## The input
★ ★ ★ ★ ★ ★ ★

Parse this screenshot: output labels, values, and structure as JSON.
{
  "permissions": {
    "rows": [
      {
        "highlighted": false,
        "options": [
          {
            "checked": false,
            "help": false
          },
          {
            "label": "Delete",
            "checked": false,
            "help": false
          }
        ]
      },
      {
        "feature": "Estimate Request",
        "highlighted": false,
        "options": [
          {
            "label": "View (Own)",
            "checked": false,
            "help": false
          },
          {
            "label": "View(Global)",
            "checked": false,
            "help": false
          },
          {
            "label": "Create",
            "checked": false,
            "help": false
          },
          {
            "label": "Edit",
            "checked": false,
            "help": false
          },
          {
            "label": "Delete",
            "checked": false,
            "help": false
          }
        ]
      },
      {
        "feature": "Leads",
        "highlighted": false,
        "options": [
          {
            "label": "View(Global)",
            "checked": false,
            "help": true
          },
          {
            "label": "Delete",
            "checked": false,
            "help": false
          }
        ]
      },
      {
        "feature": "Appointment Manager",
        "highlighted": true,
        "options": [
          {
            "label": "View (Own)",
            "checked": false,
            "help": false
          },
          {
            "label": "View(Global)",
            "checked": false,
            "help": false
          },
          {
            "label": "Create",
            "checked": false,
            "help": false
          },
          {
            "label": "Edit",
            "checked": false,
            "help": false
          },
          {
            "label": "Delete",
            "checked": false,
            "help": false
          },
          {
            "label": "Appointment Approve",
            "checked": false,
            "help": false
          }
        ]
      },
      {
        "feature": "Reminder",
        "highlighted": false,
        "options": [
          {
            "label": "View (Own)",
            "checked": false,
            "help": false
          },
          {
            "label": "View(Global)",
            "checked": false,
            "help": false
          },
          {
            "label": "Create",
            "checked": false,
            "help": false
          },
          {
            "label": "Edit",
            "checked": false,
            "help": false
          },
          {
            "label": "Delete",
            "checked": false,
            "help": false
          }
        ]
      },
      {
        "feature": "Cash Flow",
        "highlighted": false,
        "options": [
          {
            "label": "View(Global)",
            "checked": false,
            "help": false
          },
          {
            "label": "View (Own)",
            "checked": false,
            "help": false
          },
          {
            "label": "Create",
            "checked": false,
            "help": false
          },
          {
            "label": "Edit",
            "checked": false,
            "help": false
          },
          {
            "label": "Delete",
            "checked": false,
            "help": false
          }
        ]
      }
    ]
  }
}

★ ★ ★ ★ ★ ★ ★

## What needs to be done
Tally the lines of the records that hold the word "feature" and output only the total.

## Response area
5